by Paul D. Marks
I think Susan and Robin really hit the nail on the head in response to this question on Monday and Tuesday. (And since I’m writing this on Tuesday I haven’t yet read the other two Crim Minds, but I’m sure they will too). But I’ll see what I might be able to add to what they said.
There are really two kinds of writers…story tellers and writers.
If you look at Dan Brown’s The Da Vinci Code – the go-to book for this kind of question – you’d have to assume that good writing doesn’t much matter. Great idea, not so great execution. Did it matter? No. He’s a great story teller, but not a great writer. And poor Mr. Brown, ’cause I know I’m not the only one who uses him as an example. And there’s plenty of others who we could mention here, too. But we all know the story.
Clearly we want readers turning pages. Without that we have nothing. Let’s face it, we’re writing genre fiction. We’re not writing Gravity’s Rainbow, Infinite Jest or other literary works. We want our stories to be entertaining and breezy, with intriguing characters and fast-paced, exciting plots. But what’s wrong with trying to give them a little extra polish in terms of the writing?
We all want our work to be recognized and there’s always that fine line between art and a pure entertainment. But why not go for the best of both worlds?
I find that a lot of the very popular best-selling authors have great stories, but I’m often disappointed because story isn’t everything. Sometimes the writing is flat or other elements like characterization, dialogue and plot are obvious and unoriginal. But they’ve hit on a sort of formula of storytelling that works, but is predictable and boring. And sometimes they might even have good characters and dialog and an exciting plot, but nothing that ‘stirs the soul,’ so to speak. When a book really knocks my socks off, it’s because it has all the elements, great writing, descriptions, dialog, characters and a compelling story and the soul stirring stuff.
James Ellroy seems to have hit that mark of compelling stories as well as being someone who critics like. He developed a distinctive, energetic style in the latter two books of the LA Quartet, LA Confidential and White Jazz.
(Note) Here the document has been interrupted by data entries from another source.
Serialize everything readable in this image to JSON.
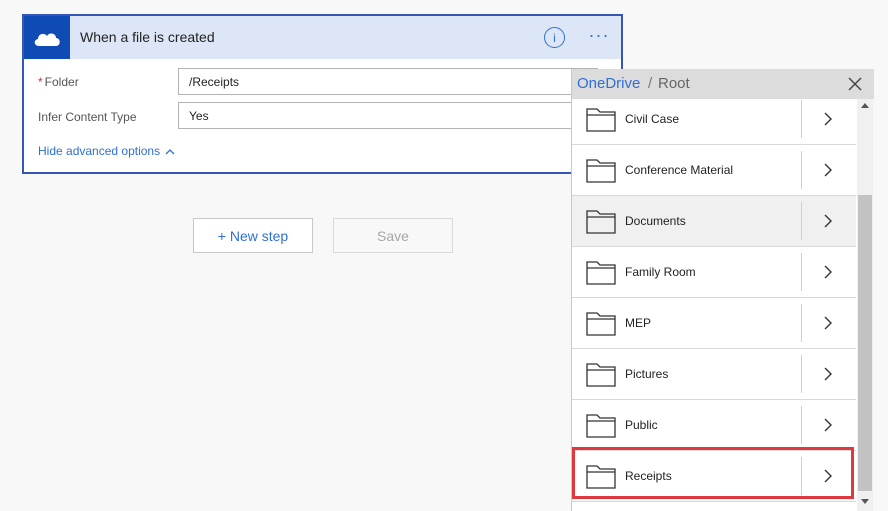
{
  "trigger": {
    "title": "When a file is created",
    "info_icon": "info-icon",
    "more_label": "···",
    "fields": [
      {
        "label": "Folder",
        "required": "*",
        "value": "/Receipts"
      },
      {
        "label": "Infer Content Type",
        "value": "Yes"
      }
    ],
    "hide_advanced": "Hide advanced options"
  },
  "actions": {
    "new_step": "+ New step",
    "save": "Save"
  },
  "picker": {
    "root_link": "OneDrive",
    "separator": "/",
    "current": "Root",
    "close_icon": "close-icon",
    "folders": [
      {
        "name": "Civil Case"
      },
      {
        "name": "Conference Material"
      },
      {
        "name": "Documents"
      },
      {
        "name": "Family Room"
      },
      {
        "name": "MEP"
      },
      {
        "name": "Pictures"
      },
      {
        "name": "Public"
      },
      {
        "name": "Receipts"
      }
    ]
  },
  "colors": {
    "accent": "#2f6fd6",
    "header_bg": "#dde6f6",
    "logo_bg": "#0f4bb4",
    "highlight": "#e0383e"
  }
}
But then he went overboard with that staccato, short-sentence writing to the point where I couldn’t read him anymore. Though I have picked up his latest, Perfidia, and it seems that, while he’s still using that style, he’s toned it down a bit, so hopefully I can start enjoying him again. And if I’ve mentioned this before about Ellroy, sorry if I’m repeating myself.
For my Show and Tell visual example, think of the flat lighting of many TV shows and movies made for TV vs. the more sculptured lighting of theatrical movies. The lighting adds to the atmosphere and in some ways can be a character in itself – just look at any classic film noir from the 1940s.
Well-crafted writing is like the lighting that makes big-screen movies stand out from made-for-TV-movies. Sometimes the same story can seem more magical and rich when produced for the movie theater. Take a look at the original theatrical version of Double Indemnity vs. the TV remake. The latter is flat in lighting and everything else. The lighting creates a mood, just as good writing does.
For myself, I hope my writing is a compelling read and well written. I start off writing a mess of a draft. And in the second draft I start the pruning and adding and fleshing out. That continues for the next couple of drafts. But the later drafts focus more on the fine tuning, where I do try to make sure that the sentences flow and come alive. And that I use the right word. Like Mark Twain said, and I’m paraphrasing, “The difference between the almost right word and the right word is the difference between lightning and the lightning bug.”
The bottom line is that a marriage of storytelling and craft is the best of both worlds.
* * * * *
And please join me on Facebook: www.facebook.com/paul.d.marks and check out my updated website www.PaulDMarks.com
Subscribe to my Newsletter: http://pauldmarks.com/subscribe-to-my-newsletter/
Hope to you see at the California Crime Writers Conference
(http://ccwconference.org/ ). June 6th and 7th. I’ll be on the Thrills and Chills (Crafting the Thriller and Suspense Novel) panel, Saturday at 10:30am, along with Laurie Stevens (M), Doug Lyle, Diana Gould and Craig Buck.